As the key­note speaker at the fourth an­nual China 2.0 con­fer­ence hosted by Stan­ford Grad­u­ate School of Business on Oc­to­ber 3, 2013, he pointed out that for many global is­sues, nei­ther China or the US can solve them alone, and must work to­gether to make progress.

“I am op­ti­mistic as I re­ally see so much more high­er­level in­ter­ac­tion be­tween our com­pa­nies, our sci­en­tists, our re­searchers, po­lit­i­cal peo­ple and every­day peo­ple,” he said.

“China and the United States have to be in­volved to­gether and in­deed the world is look­ing for lead­er­ship from both the United States and China to solve the tough chal­lenges and prob­lems,” he said.

(2009–2011) Runs leg of Olympic torch re­lay in China be­fore Beijing Olympics (2008) Works to bring Chi­nese Pres­i­dent Hu Jin­tao to Seat­tle to meet with state and business lead­ers (2006) Be­comes part­ner in Davis Wright Tre­maine law firm in Seat­tle (2005) 21st Gov­er­nor of Wash­ing­ton (Jan 15, 1997 – Jan 12, 2005)

One month later, in Novem­ber 2013, the am­bas­sador an­nounced that he was step­ping down to re­join his fam­ily in Seat­tle.

Chi­nese For­eign Min­istry spokesman Hong Lei com­mented on Locke’s job in Beijing, “Since tak­ing up the Amer­i­can am­bas­sador­ship to China, Mr Gary Locke has worked hard to pro­mote the ex­change and co­op­er­a­tion be­tween China and US. We ap­pre­ci­ate it.”

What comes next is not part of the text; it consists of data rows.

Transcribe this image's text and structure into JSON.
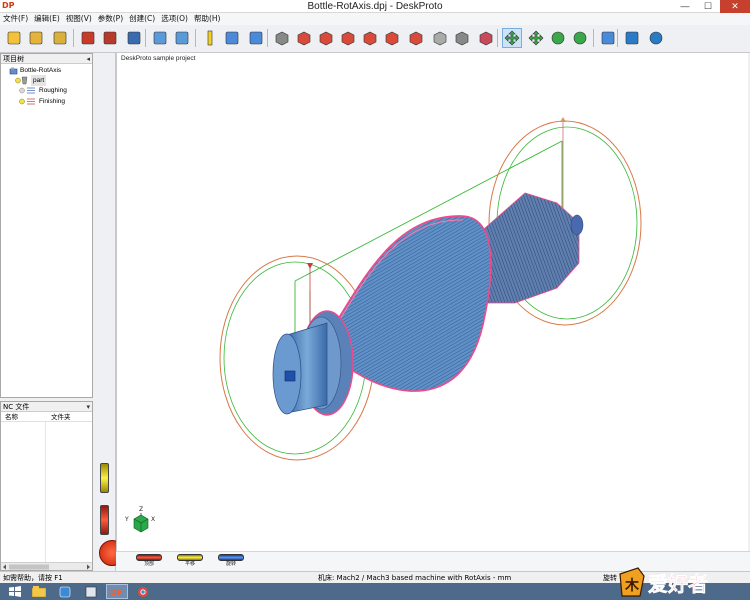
{
  "window": {
    "app_logo": "DP",
    "title": "Bottle-RotAxis.dpj - DeskProto",
    "minimize": "—",
    "maximize": "☐",
    "close": "✕"
  },
  "menu": [
    "文件(F)",
    "编辑(E)",
    "视图(V)",
    "参数(P)",
    "创建(C)",
    "选项(O)",
    "帮助(H)"
  ],
  "toolbar": {
    "buttons": [
      {
        "name": "new-file-icon",
        "color": "#f4c23a"
      },
      {
        "name": "open-folder-icon",
        "color": "#e5b33a"
      },
      {
        "name": "save-icon",
        "color": "#d8b03a"
      },
      {
        "name": "import-part-icon",
        "color": "#c83a2a"
      },
      {
        "name": "toolpath-icon",
        "color": "#b53a2a"
      },
      {
        "name": "nc-save-icon",
        "color": "#3a6ab0"
      },
      {
        "name": "simulate-icon",
        "color": "#5a9ad8"
      },
      {
        "name": "preview-icon",
        "color": "#5a9ad8"
      },
      {
        "name": "tool-icon",
        "color": "#f4d020"
      },
      {
        "name": "layout-icon",
        "color": "#4a8ad8"
      },
      {
        "name": "split-view-icon",
        "color": "#4a8ad8"
      },
      {
        "name": "camera-icon",
        "color": "#888888"
      },
      {
        "name": "view-front-icon",
        "color": "#d84a3a"
      },
      {
        "name": "view-back-icon",
        "color": "#d84a3a"
      },
      {
        "name": "view-left-icon",
        "color": "#d84a3a"
      },
      {
        "name": "view-right-icon",
        "color": "#d84a3a"
      },
      {
        "name": "view-top-icon",
        "color": "#d84a3a"
      },
      {
        "name": "view-bottom-icon",
        "color": "#d84a3a"
      },
      {
        "name": "view-iso-icon",
        "color": "#aaaaaa"
      },
      {
        "name": "view-iso2-icon",
        "color": "#888888"
      },
      {
        "name": "shaded-icon",
        "color": "#c84a5a"
      },
      {
        "name": "pan-icon",
        "color": "#3aa84a"
      },
      {
        "name": "move-icon",
        "color": "#3aa84a"
      },
      {
        "name": "zoom-icon",
        "color": "#3aa84a"
      },
      {
        "name": "zoom-window-icon",
        "color": "#3aa84a"
      },
      {
        "name": "zoom-100-icon",
        "color": "#4a8ad8"
      },
      {
        "name": "book-icon",
        "color": "#2a7ac8"
      },
      {
        "name": "help-icon",
        "color": "#2a7ac8"
      }
    ],
    "active_button": "pan-icon"
  },
  "project_tree": {
    "header": "项目树",
    "pin": "◂",
    "items": [
      {
        "label": "Bottle-RotAxis",
        "icon": "project-icon"
      },
      {
        "label": "part",
        "icon": "part-icon"
      },
      {
        "label": "Roughing",
        "icon": "operation-icon"
      },
      {
        "label": "Finishing",
        "icon": "operation-icon"
      }
    ]
  },
  "nc_panel": {
    "header": "NC 文件",
    "dropdown": "▾",
    "columns": [
      "名称",
      "文件夹"
    ]
  },
  "viewport": {
    "label": "DeskProto sample project",
    "axis_labels": {
      "x": "X",
      "y": "Y",
      "z": "Z"
    },
    "colors": {
      "model": "#4e81bd",
      "toolpath": "#f04a8a",
      "rot_circle": "#d87848",
      "boundary": "#3ab83a"
    }
  },
  "view_buttons": [
    {
      "label": "顶部",
      "color": "#e23a2a"
    },
    {
      "label": "平移",
      "color": "#e0d020"
    },
    {
      "label": "旋转",
      "color": "#3a7ad8"
    }
  ],
  "status": {
    "help": "如需帮助，请按 F1",
    "machine": "机床: Mach2 / Mach3 based machine with RotAxis - mm",
    "rotate": "旋转"
  },
  "watermark_text": "爱好者",
  "watermark_logo": "木"
}
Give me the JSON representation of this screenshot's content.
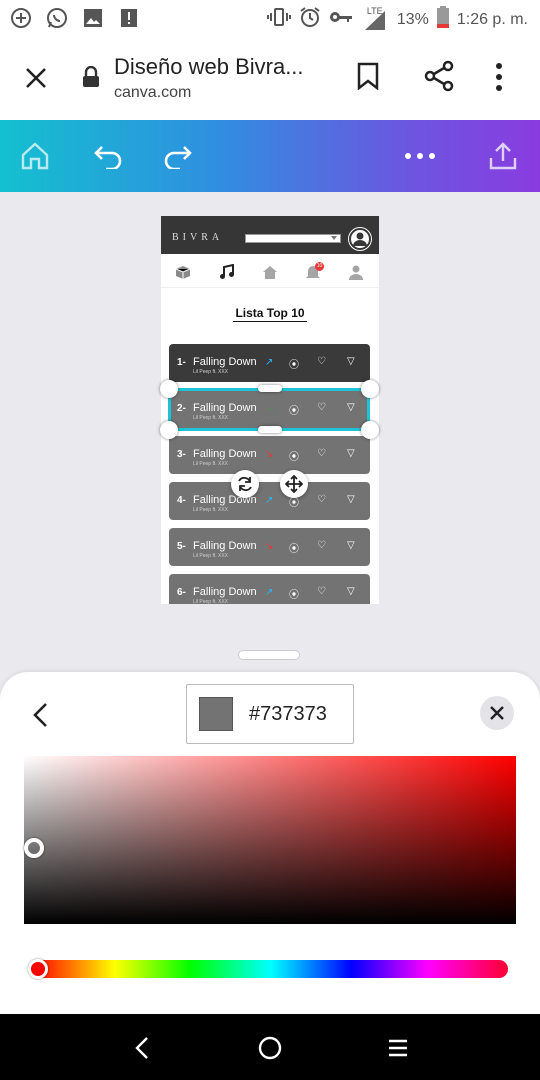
{
  "status_bar": {
    "battery_percent": "13%",
    "time": "1:26 p. m.",
    "network": "LTE",
    "icons": [
      "add-circle-icon",
      "whatsapp-icon",
      "gallery-icon",
      "alert-icon",
      "vibrate-icon",
      "alarm-icon",
      "key-icon",
      "signal-icon",
      "battery-icon"
    ]
  },
  "browser": {
    "title": "Diseño web Bivra...",
    "url": "canva.com",
    "icons": [
      "close-icon",
      "lock-icon",
      "bookmark-icon",
      "share-icon",
      "more-vert-icon"
    ]
  },
  "toolbar": {
    "icons": [
      "home-icon",
      "undo-icon",
      "redo-icon",
      "more-horiz-icon",
      "upload-icon"
    ],
    "gradient": [
      "#14c0cf",
      "#8a3be0"
    ]
  },
  "design": {
    "brand": "BIVRA",
    "nav_badge": "10",
    "list_title": "Lista Top 10",
    "songs": [
      {
        "rank": "1-",
        "title": "Falling Down",
        "artist": "Lil Peep ft. XXX",
        "arrow": "↗",
        "arrow_color": "#29b6f6",
        "plays": "⦿",
        "likes": "♡",
        "filter": "▽"
      },
      {
        "rank": "2-",
        "title": "Falling Down",
        "artist": "Lil Peep ft. XXX",
        "arrow": "→",
        "arrow_color": "#43a047",
        "plays": "⦿",
        "likes": "♡",
        "filter": "▽"
      },
      {
        "rank": "3-",
        "title": "Falling Down",
        "artist": "Lil Peep ft. XXX",
        "arrow": "↘",
        "arrow_color": "#e53935",
        "plays": "⦿",
        "likes": "♡",
        "filter": "▽"
      },
      {
        "rank": "4-",
        "title": "Falling Down",
        "artist": "Lil Peep ft. XXX",
        "arrow": "↗",
        "arrow_color": "#29b6f6",
        "plays": "⦿",
        "likes": "♡",
        "filter": "▽"
      },
      {
        "rank": "5-",
        "title": "Falling Down",
        "artist": "Lil Peep ft. XXX",
        "arrow": "↘",
        "arrow_color": "#e53935",
        "plays": "⦿",
        "likes": "♡",
        "filter": "▽"
      },
      {
        "rank": "6-",
        "title": "Falling Down",
        "artist": "Lil Peep ft. XXX",
        "arrow": "↗",
        "arrow_color": "#29b6f6",
        "plays": "⦿",
        "likes": "♡",
        "filter": "▽"
      }
    ]
  },
  "color_picker": {
    "hex": "#737373",
    "swatch_color": "#737373",
    "hue_color": "#ff0000",
    "saturation": 0.02,
    "brightness": 0.45,
    "hue": 0
  },
  "system_nav": {
    "icons": [
      "back-icon",
      "home-circle-icon",
      "recents-icon"
    ]
  }
}
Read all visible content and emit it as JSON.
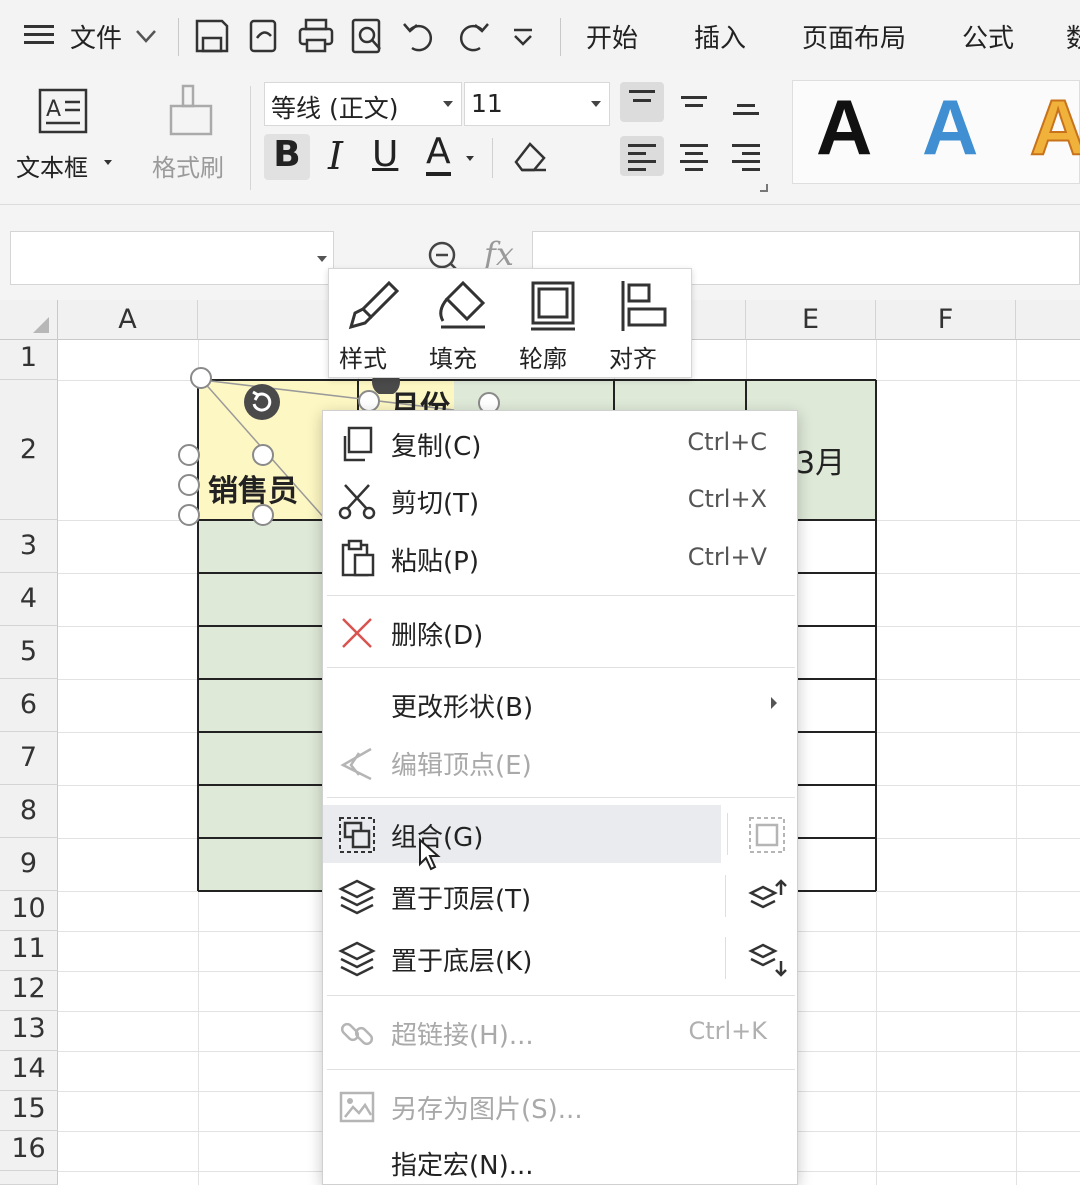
{
  "menubar": {
    "file_label": "文件",
    "tabs": [
      "开始",
      "插入",
      "页面布局",
      "公式",
      "数"
    ]
  },
  "ribbon": {
    "textbox_label": "文本框",
    "format_painter_label": "格式刷",
    "font_name": "等线 (正文)",
    "font_size": "11",
    "bold": "B",
    "italic": "I",
    "underline": "U",
    "font_color": "A",
    "style_letters": [
      "A",
      "A",
      "A"
    ],
    "style_colors": [
      "#111111",
      "#3f8fd2",
      "#f0b23a"
    ]
  },
  "formula_bar": {
    "fx_label": "fx"
  },
  "sheet": {
    "columns": [
      "A",
      "",
      "",
      "",
      "E",
      "F"
    ],
    "rows": [
      "1",
      "2",
      "3",
      "4",
      "5",
      "6",
      "7",
      "8",
      "9",
      "10",
      "11",
      "12",
      "13",
      "14",
      "15",
      "16"
    ],
    "cells": {
      "salesperson": "销售员",
      "month_header": "月份",
      "march": "3月"
    },
    "header_fill": "#dfe9d8",
    "selected_fill": "#fdf7c3"
  },
  "shape_toolbar": {
    "items": [
      {
        "label": "样式",
        "icon": "brush-icon"
      },
      {
        "label": "填充",
        "icon": "fill-bucket-icon"
      },
      {
        "label": "轮廓",
        "icon": "outline-icon"
      },
      {
        "label": "对齐",
        "icon": "align-icon"
      }
    ]
  },
  "context_menu": {
    "copy": {
      "label": "复制(C)",
      "shortcut": "Ctrl+C"
    },
    "cut": {
      "label": "剪切(T)",
      "shortcut": "Ctrl+X"
    },
    "paste": {
      "label": "粘贴(P)",
      "shortcut": "Ctrl+V"
    },
    "delete": {
      "label": "删除(D)"
    },
    "change_shape": {
      "label": "更改形状(B)"
    },
    "edit_points": {
      "label": "编辑顶点(E)"
    },
    "group": {
      "label": "组合(G)"
    },
    "bring_to_front": {
      "label": "置于顶层(T)"
    },
    "send_to_back": {
      "label": "置于底层(K)"
    },
    "hyperlink": {
      "label": "超链接(H)...",
      "shortcut": "Ctrl+K"
    },
    "save_as_picture": {
      "label": "另存为图片(S)..."
    },
    "assign_macro": {
      "label": "指定宏(N)..."
    }
  }
}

“Through­out his suc­cess­ful ten­ure, Am­bas­sador Locke de­voted enor­mous per­sonal en­ergy to open­ing Chi­nese mar­kets to Amer­i­can com­pa­nies, pro­mot­ing Chi­nese tourism and business travel to the United States, and ad­vo­cat­ing greater re­spect for hu­man rights,” the US State Depart­ment said. “Un­der his lead­er­ship, the growth of Amer­i­can ex­ports to China av­er­aged two times the growth of US ex­ports to the rest of the world, and the value of Chi­nese in­vest­ment in the United States in­creased sig­nif­i­cantly.”

He re­duced the wait­ing time for Chi­nese to get US visas to three to five days from as long as 100 days when he came in. Locke said the im­prove­ment had “sig­nif­i­cantly in­creased Chi­nese business and travel tourism to the US”.

On Novem­ber 10 at the 2014 APEC sum­mit in Beijing, US Pres­i­dent Obama of­fi­cially an­nounced a new visa pol­icy mu­tu­ally agreed to by the US and China. Both gov­ern­ments put the pol­icy into ef­fect im­me­di­ately to in­crease business and tourist visa va­lid­ity to 10 years and stu­dent va­lid­ity to 5 years.

“The new visa pol­icy means there will be more peo­ple-topeo­ple ex­change be­tween the two coun­tries, which will build a base for a stronger bi­lat­eral re­la­tion­ship be­tween the US and China,” Locke said.

Locke mar­ried his wife, Mona Lee, a tele­vi­sion re­porter with NBC af­fil­i­ate KING 5 tele­vi­sion in Seat­tle and a for­mer Miss Asian Amer­ica, in 1994. Lee’s par­ents im­mi­grated to the US from Tai­wan and were orig­i­nally from the China main­land, her pa­ter­nal side from Shang­hai and ma­ter­nal side from Hubei. The Lockes have three chil­dren: Emily Ni­cole, 17, Dy­lan James, 15, and Made­line Lee, 10.

Locke said it was not a sud­den decision to re­sign from the am­bas­sador post. “My fam­ily ac­tu­ally made the decision almost one year be­fore I left. We sud­denly re­al­ized my daugh­ter would start her ju­nior year in high school and we wanted to have her last two years of high school in the United States. We would never just send her back to the United States to go to school all by her­self. We will al­ways move as a fam­ily,” he said.

DENG YU / CHINA DAILY

For­mer Am­bas­sador to China Gary Locke, hold­ing his fa­vorite Star­bucks cof­fee, talks to China Daily about his work and life after back to Seat­tle at the café inside the Qual­ity Food Cen­ter (QFC) store in Belle­vue, WA.

Newspapers in English

Newspapers from China

© PressReader. All rights reserved.